Dataset rows describing interfaces:
* * * * *
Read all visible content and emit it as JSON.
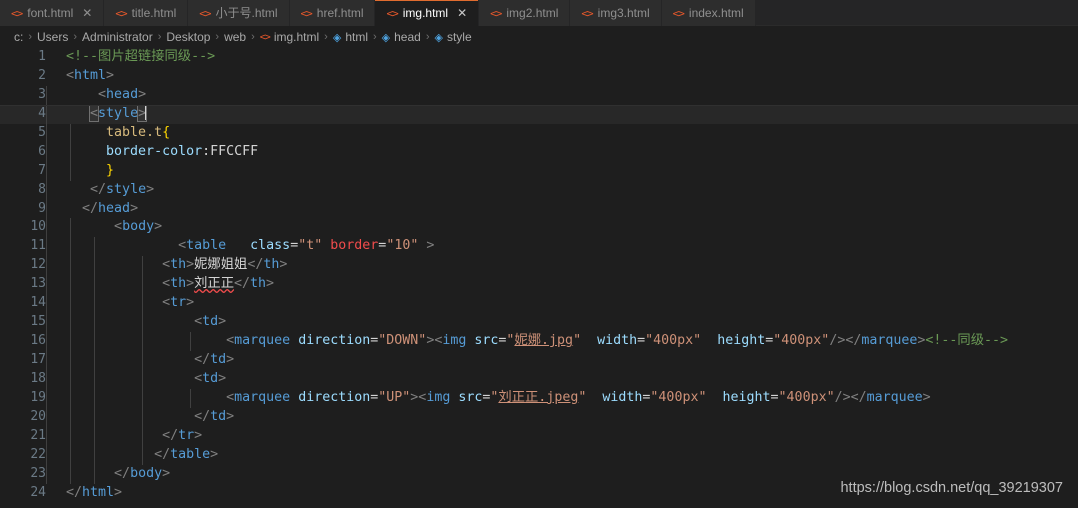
{
  "tabs": [
    {
      "label": "font.html",
      "icon": "html-file-icon",
      "active": false,
      "closable": true
    },
    {
      "label": "title.html",
      "icon": "html-file-icon",
      "active": false,
      "closable": false
    },
    {
      "label": "小于号.html",
      "icon": "html-file-icon",
      "active": false,
      "closable": false
    },
    {
      "label": "href.html",
      "icon": "html-file-icon",
      "active": false,
      "closable": false
    },
    {
      "label": "img.html",
      "icon": "html-file-icon",
      "active": true,
      "closable": true
    },
    {
      "label": "img2.html",
      "icon": "html-file-icon",
      "active": false,
      "closable": false
    },
    {
      "label": "img3.html",
      "icon": "html-file-icon",
      "active": false,
      "closable": false
    },
    {
      "label": "index.html",
      "icon": "html-file-icon",
      "active": false,
      "closable": false
    }
  ],
  "tab_close_glyph": "✕",
  "breadcrumb": [
    {
      "label": "c:",
      "icon": ""
    },
    {
      "label": "Users",
      "icon": ""
    },
    {
      "label": "Administrator",
      "icon": ""
    },
    {
      "label": "Desktop",
      "icon": ""
    },
    {
      "label": "web",
      "icon": ""
    },
    {
      "label": "img.html",
      "icon": "html-file-icon"
    },
    {
      "label": "html",
      "icon": "symbol-field-icon"
    },
    {
      "label": "head",
      "icon": "symbol-field-icon"
    },
    {
      "label": "style",
      "icon": "symbol-field-icon"
    }
  ],
  "breadcrumb_separator": "›",
  "editor": {
    "current_line": 4,
    "lines": [
      {
        "n": 1,
        "text": "    <!--图片超链接同级-->"
      },
      {
        "n": 2,
        "text": "    <html>"
      },
      {
        "n": 3,
        "text": "        <head>"
      },
      {
        "n": 4,
        "text": "        <style>"
      },
      {
        "n": 5,
        "text": "          table.t{"
      },
      {
        "n": 6,
        "text": "          border-color:FFCCFF"
      },
      {
        "n": 7,
        "text": "          }"
      },
      {
        "n": 8,
        "text": "        </style>"
      },
      {
        "n": 9,
        "text": "      </head>"
      },
      {
        "n": 10,
        "text": "          <body>"
      },
      {
        "n": 11,
        "text": "                <table   class=\"t\" border=\"10\" >"
      },
      {
        "n": 12,
        "text": "                <th>妮娜姐姐</th>"
      },
      {
        "n": 13,
        "text": "                <th>刘正正</th>"
      },
      {
        "n": 14,
        "text": "                <tr>"
      },
      {
        "n": 15,
        "text": "                    <td>"
      },
      {
        "n": 16,
        "text": "                        <marquee direction=\"DOWN\"><img src=\"妮娜.jpg\"  width=\"400px\"  height=\"400px\"/></marquee><!--同级-->"
      },
      {
        "n": 17,
        "text": "                    </td>"
      },
      {
        "n": 18,
        "text": "                    <td>"
      },
      {
        "n": 19,
        "text": "                        <marquee direction=\"UP\"><img src=\"刘正正.jpeg\"  width=\"400px\"  height=\"400px\"/></marquee>"
      },
      {
        "n": 20,
        "text": "                    </td>"
      },
      {
        "n": 21,
        "text": "                </tr>"
      },
      {
        "n": 22,
        "text": "                </table>"
      },
      {
        "n": 23,
        "text": "          </body>"
      },
      {
        "n": 24,
        "text": "    </html>"
      }
    ]
  },
  "watermark": "https://blog.csdn.net/qq_39219307",
  "colors": {
    "accent": "#e06c2f",
    "file_icon": "#e8582b",
    "symbol_icon": "#4ea3e0",
    "editor_bg": "#1e1e1e",
    "tabbar_bg": "#252526",
    "tab_inactive_bg": "#2d2d2d",
    "comment": "#6a9955",
    "tag": "#569cd6",
    "attribute": "#9cdcfe",
    "attribute_alt": "#f14c4c",
    "string": "#ce9178",
    "selector": "#d7ba7d",
    "text": "#d4d4d4",
    "line_number": "#6b7a86",
    "error_squiggle": "#f14c4c"
  }
}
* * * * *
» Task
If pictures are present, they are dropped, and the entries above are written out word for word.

» Task answer
Read all visible content and emit it as JSON.
{
  "tabs": [
    {
      "label": "font.html",
      "icon": "html-file-icon",
      "active": false,
      "closable": true
    },
    {
      "label": "title.html",
      "icon": "html-file-icon",
      "active": false,
      "closable": false
    },
    {
      "label": "小于号.html",
      "icon": "html-file-icon",
      "active": false,
      "closable": false
    },
    {
      "label": "href.html",
      "icon": "html-file-icon",
      "active": false,
      "closable": false
    },
    {
      "label": "img.html",
      "icon": "html-file-icon",
      "active": true,
      "closable": true
    },
    {
      "label": "img2.html",
      "icon": "html-file-icon",
      "active": false,
      "closable": false
    },
    {
      "label": "img3.html",
      "icon": "html-file-icon",
      "active": false,
      "closable": false
    },
    {
      "label": "index.html",
      "icon": "html-file-icon",
      "active": false,
      "closable": false
    }
  ],
  "tab_close_glyph": "✕",
  "breadcrumb": [
    {
      "label": "c:",
      "icon": ""
    },
    {
      "label": "Users",
      "icon": ""
    },
    {
      "label": "Administrator",
      "icon": ""
    },
    {
      "label": "Desktop",
      "icon": ""
    },
    {
      "label": "web",
      "icon": ""
    },
    {
      "label": "img.html",
      "icon": "html-file-icon"
    },
    {
      "label": "html",
      "icon": "symbol-field-icon"
    },
    {
      "label": "head",
      "icon": "symbol-field-icon"
    },
    {
      "label": "style",
      "icon": "symbol-field-icon"
    }
  ],
  "breadcrumb_separator": "›",
  "editor": {
    "current_line": 4,
    "lines": [
      {
        "n": 1,
        "text": "    <!--图片超链接同级-->"
      },
      {
        "n": 2,
        "text": "    <html>"
      },
      {
        "n": 3,
        "text": "        <head>"
      },
      {
        "n": 4,
        "text": "        <style>"
      },
      {
        "n": 5,
        "text": "          table.t{"
      },
      {
        "n": 6,
        "text": "          border-color:FFCCFF"
      },
      {
        "n": 7,
        "text": "          }"
      },
      {
        "n": 8,
        "text": "        </style>"
      },
      {
        "n": 9,
        "text": "      </head>"
      },
      {
        "n": 10,
        "text": "          <body>"
      },
      {
        "n": 11,
        "text": "                <table   class=\"t\" border=\"10\" >"
      },
      {
        "n": 12,
        "text": "                <th>妮娜姐姐</th>"
      },
      {
        "n": 13,
        "text": "                <th>刘正正</th>"
      },
      {
        "n": 14,
        "text": "                <tr>"
      },
      {
        "n": 15,
        "text": "                    <td>"
      },
      {
        "n": 16,
        "text": "                        <marquee direction=\"DOWN\"><img src=\"妮娜.jpg\"  width=\"400px\"  height=\"400px\"/></marquee><!--同级-->"
      },
      {
        "n": 17,
        "text": "                    </td>"
      },
      {
        "n": 18,
        "text": "                    <td>"
      },
      {
        "n": 19,
        "text": "                        <marquee direction=\"UP\"><img src=\"刘正正.jpeg\"  width=\"400px\"  height=\"400px\"/></marquee>"
      },
      {
        "n": 20,
        "text": "                    </td>"
      },
      {
        "n": 21,
        "text": "                </tr>"
      },
      {
        "n": 22,
        "text": "                </table>"
      },
      {
        "n": 23,
        "text": "          </body>"
      },
      {
        "n": 24,
        "text": "    </html>"
      }
    ]
  },
  "watermark": "https://blog.csdn.net/qq_39219307",
  "colors": {
    "accent": "#e06c2f",
    "file_icon": "#e8582b",
    "symbol_icon": "#4ea3e0",
    "editor_bg": "#1e1e1e",
    "tabbar_bg": "#252526",
    "tab_inactive_bg": "#2d2d2d",
    "comment": "#6a9955",
    "tag": "#569cd6",
    "attribute": "#9cdcfe",
    "attribute_alt": "#f14c4c",
    "string": "#ce9178",
    "selector": "#d7ba7d",
    "text": "#d4d4d4",
    "line_number": "#6b7a86",
    "error_squiggle": "#f14c4c"
  }
}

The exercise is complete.